What does it mean to have compassion or be compassionate as a Christian trait and virtue?

Jesus, in Matthew 9:35-38, helpfully illustrates true compassion for us.

And Jesus went throughout all the cities and village, teaching in their synagogues and proclaiming the gospel of the kingdom and healing every disease and every affliction. When He saw the crowds, he had compassion on them, because they were harassed and helpless, like sheep without a shepherd. Then He said to His disciples, “The harvest is plentiful, but the labourers are few; therefore pray earnestly to the Lord of the harvest to send out labourers into His harvest.”

In this portion of Matthew Jesus was on a healing streak. In chapters 8 and 9 alone He has healed a man with leprosy, the centurion’s servant, Peter’s mother in Law, many more demon possessed and those who were ill. He takes a break to calm the storm, heals two more demon possessed men, a paralytic, a dead girl, another sick woman, a blind man, a man who could not speak. He continues His relentless mission of proclamation, teaching, and healing, and His renown is ever growing and the people (the crowds) are drawn to Him.

He was likely physically exhausted. Jesus could have said: “Oh these people keep bringing me their problems, can’t they just leave me alone?” or “What a bunch of helpless failures, I’m out of here.” But it says that Jesus had compassion on them (Matt 9:36).

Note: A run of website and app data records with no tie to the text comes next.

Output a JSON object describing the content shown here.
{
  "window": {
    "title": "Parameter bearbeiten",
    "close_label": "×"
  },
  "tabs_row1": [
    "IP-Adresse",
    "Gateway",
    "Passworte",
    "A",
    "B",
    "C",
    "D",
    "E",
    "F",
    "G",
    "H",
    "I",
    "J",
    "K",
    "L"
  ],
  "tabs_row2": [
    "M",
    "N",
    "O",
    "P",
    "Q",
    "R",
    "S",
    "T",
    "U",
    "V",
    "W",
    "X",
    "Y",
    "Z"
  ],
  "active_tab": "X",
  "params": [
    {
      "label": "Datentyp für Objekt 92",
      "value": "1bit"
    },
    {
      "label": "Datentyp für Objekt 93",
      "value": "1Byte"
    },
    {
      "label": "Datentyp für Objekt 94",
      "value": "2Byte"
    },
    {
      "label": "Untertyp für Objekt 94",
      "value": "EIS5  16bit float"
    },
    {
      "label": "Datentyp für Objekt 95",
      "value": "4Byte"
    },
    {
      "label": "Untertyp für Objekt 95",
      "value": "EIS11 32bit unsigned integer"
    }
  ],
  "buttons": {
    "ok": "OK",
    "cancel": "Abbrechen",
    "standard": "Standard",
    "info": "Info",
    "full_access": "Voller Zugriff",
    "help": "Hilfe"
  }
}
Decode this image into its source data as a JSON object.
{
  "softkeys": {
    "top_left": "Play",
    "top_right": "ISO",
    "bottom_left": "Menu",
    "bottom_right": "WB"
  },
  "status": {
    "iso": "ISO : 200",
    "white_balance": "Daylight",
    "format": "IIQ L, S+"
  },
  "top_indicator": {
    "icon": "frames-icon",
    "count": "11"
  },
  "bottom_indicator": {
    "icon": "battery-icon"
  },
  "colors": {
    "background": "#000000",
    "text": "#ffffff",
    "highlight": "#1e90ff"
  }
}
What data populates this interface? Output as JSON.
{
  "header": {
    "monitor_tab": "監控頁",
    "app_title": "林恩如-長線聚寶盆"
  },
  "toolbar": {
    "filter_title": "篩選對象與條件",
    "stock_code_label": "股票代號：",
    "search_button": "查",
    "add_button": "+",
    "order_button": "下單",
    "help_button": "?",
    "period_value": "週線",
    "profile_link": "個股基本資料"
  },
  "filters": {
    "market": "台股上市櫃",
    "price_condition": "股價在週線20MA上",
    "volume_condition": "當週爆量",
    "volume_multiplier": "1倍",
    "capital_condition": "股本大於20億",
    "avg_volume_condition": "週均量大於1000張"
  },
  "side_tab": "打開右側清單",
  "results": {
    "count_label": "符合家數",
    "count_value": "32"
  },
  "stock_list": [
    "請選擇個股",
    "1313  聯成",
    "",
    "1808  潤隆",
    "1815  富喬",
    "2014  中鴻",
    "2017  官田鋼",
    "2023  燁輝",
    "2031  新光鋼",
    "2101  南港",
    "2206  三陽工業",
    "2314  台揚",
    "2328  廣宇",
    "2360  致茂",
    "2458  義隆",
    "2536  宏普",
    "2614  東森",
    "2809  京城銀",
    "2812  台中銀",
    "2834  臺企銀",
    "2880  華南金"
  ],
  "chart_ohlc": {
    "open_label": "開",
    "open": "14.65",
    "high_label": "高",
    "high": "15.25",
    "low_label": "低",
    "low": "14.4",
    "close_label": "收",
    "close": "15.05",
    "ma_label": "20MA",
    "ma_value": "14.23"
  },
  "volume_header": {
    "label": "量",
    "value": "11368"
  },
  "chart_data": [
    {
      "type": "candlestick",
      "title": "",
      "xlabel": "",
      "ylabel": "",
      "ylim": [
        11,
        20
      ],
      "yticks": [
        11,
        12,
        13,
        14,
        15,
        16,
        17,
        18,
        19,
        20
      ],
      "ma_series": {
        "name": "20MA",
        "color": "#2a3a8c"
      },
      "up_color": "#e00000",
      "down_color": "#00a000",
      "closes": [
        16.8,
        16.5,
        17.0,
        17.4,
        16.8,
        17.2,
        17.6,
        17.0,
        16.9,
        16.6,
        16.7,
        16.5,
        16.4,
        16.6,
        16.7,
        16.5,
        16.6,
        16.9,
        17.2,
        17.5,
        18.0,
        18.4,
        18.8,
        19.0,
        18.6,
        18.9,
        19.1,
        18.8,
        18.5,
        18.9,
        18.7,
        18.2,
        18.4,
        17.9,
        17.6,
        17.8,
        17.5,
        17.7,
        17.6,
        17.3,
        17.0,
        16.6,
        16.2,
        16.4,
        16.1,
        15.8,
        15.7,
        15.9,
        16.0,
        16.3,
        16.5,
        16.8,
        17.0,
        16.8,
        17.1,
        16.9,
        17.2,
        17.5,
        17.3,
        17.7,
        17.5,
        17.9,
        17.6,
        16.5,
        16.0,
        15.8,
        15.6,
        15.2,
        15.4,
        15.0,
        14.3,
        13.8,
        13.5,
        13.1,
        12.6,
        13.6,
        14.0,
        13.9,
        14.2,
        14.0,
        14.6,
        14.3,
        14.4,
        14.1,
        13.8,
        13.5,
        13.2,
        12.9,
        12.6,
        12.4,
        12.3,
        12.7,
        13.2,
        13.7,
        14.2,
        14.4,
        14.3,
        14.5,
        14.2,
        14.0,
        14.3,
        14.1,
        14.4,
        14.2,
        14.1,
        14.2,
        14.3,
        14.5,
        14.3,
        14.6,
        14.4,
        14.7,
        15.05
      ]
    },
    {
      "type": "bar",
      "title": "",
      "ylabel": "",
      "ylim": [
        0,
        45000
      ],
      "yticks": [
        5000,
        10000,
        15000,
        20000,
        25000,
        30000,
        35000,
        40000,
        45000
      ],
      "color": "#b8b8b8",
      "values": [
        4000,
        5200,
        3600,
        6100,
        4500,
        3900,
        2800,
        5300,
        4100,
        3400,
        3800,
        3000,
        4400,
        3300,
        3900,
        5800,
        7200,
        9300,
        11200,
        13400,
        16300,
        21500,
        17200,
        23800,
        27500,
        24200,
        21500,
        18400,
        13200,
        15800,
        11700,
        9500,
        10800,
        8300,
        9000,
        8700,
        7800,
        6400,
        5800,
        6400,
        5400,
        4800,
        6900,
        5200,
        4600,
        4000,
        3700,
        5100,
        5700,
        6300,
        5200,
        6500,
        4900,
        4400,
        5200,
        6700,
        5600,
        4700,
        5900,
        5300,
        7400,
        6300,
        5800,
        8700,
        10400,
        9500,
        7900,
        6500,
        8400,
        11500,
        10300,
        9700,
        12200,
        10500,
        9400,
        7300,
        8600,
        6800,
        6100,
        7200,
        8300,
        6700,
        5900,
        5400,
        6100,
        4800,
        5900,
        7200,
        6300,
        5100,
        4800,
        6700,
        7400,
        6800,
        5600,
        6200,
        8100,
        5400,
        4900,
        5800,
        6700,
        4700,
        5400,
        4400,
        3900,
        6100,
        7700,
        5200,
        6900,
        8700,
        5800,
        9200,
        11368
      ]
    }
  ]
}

Today we might read that word as “oh Jesus had compassion, what a good guy.” We might think of other words like sympathy or empathy. However, the Greek word for compassion is splachnizomai. It might sound funny trying to say it, but it is a profound word. It actually means a feeling from deep within, from your guts, your innards. It means to love or have concern for someone with deep pain. And such pain wells up and leads to action.

Jesus had compassion on the crowds because they were harassed and helpless (and helpless here does not mean guiltless of sin). Here were a bunch of ordinary people. They were harassed and helpless for many economic, political and spiritual reasons: Roman rule, religious oppression and their own wayward living (Jesus called them a perverse and corrupt generation). There were so many reasons why Jesus had compassion on them. But He did not pass them by, for His compassion compelled Him into action to seek to bring the life changing truths of the Gospel to bear upon their lives and life situations. Jesus too, in countless instances, commands His followers to be a people of compassion because of the compassion He show to us, by dying to save us from our sins.

Colossians 3:12, as a type of fruit of the Spirit, instructs us:

Put on then, as God’s chosen ones, holy and beloved, compassionate hearts, kindness, humility, meekness and patience…

Whether it is through supporting a child through an organization like Compassion, or something much closer to home, and perhaps very personal and messy, would we follow our Lord’s example and be a people of compassion?

The Lord’s Sweetest Blessings,

Pastor Chris